William Archibald Dunning

William Archibald Dunning (12 May 1857 – 25 August 1922) was an American historian and political scientist at Columbia University noted for his work on the Reconstruction era of the United States. He founded the informal Dunning School of interpreting the Reconstruction era through his own writings and the Ph.D. dissertations of his numerous students. Historian Howard K. Beale was a leader of the "revisionist" school of the 1930s that broke with the Dunning interpretation.

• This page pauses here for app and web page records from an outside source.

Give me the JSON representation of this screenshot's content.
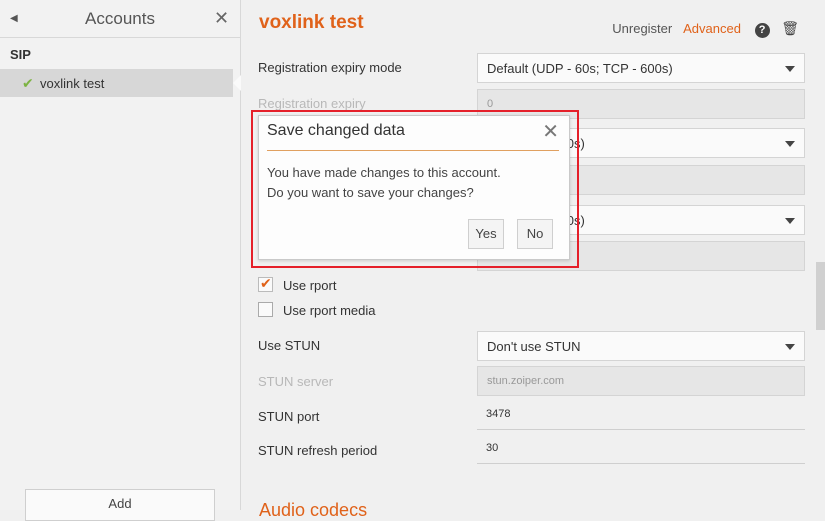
{
  "sidebar": {
    "title": "Accounts",
    "section": "SIP",
    "account_label": "voxlink test",
    "add_label": "Add"
  },
  "header": {
    "account_title": "voxlink test",
    "unregister": "Unregister",
    "advanced": "Advanced"
  },
  "form": {
    "reg_expiry_mode_label": "Registration expiry mode",
    "reg_expiry_mode_value": "Default (UDP - 60s; TCP - 600s)",
    "reg_expiry_label": "Registration expiry",
    "reg_expiry_value": "0",
    "row3_value": "60s; TCP - 600s)",
    "row5_value": "30s; TCP - 180s)",
    "use_rport": "Use rport",
    "use_rport_media": "Use rport media",
    "use_stun_label": "Use STUN",
    "use_stun_value": "Don't use STUN",
    "stun_server_label": "STUN server",
    "stun_server_placeholder": "stun.zoiper.com",
    "stun_port_label": "STUN port",
    "stun_port_value": "3478",
    "stun_refresh_label": "STUN refresh period",
    "stun_refresh_value": "30",
    "next_section_title": "Audio codecs"
  },
  "dialog": {
    "title": "Save changed data",
    "line1": "You have made changes to this account.",
    "line2": "Do you want to save your changes?",
    "yes": "Yes",
    "no": "No"
  },
  "colors": {
    "accent": "#e0621a",
    "highlight": "#e5202a",
    "check": "#7cb342"
  }
}
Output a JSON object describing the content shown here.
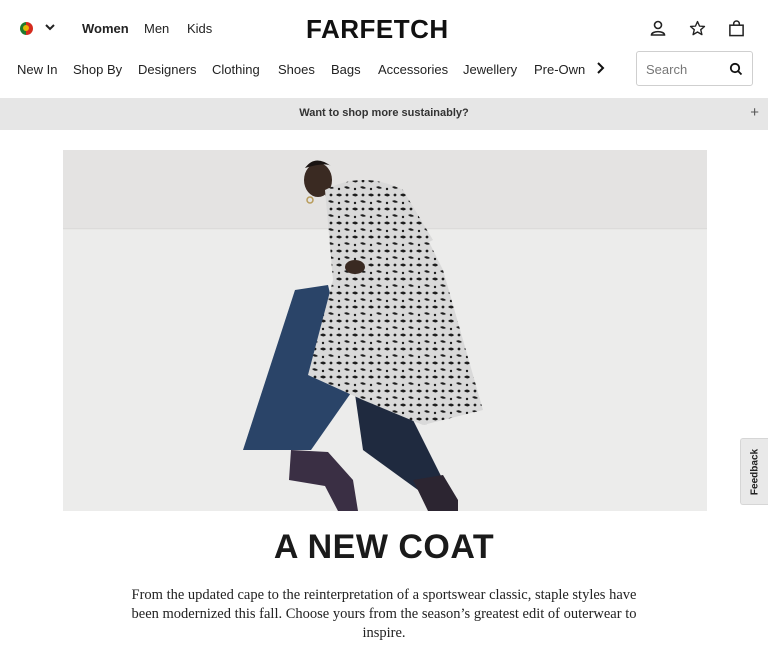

Beale says the Dunning School broke new ground by escaping the political polemics of the day and used "meticulous and thorough research [...] in an effort to determine the truth rather than prove a thesis." Beale states that, "The emphasis of the Dunning school was upon the harm done to the South by Radical Reconstruction and on the sordid political and economic motives behind Radicalism." However, Dunning has also been criticized for his "blatant use of the discipline of history for reactionary ends" and for offering "scholarly legitimacy to the disenfranchisement of southern blacks and to the Jim Crow system." Provided by Wikipedia
1
2
4
5
6
Author: Schurz, Carl, 1829-1906.
Published 1907
Record Source: Published Materials
Contributors: '; ...Dunning, William Archibald, 1857-1922....
Book
7
Published 1904
Record Source: Published Materials
Contributors: '; ...Dunning, William Archibald, 1857-1922....
Book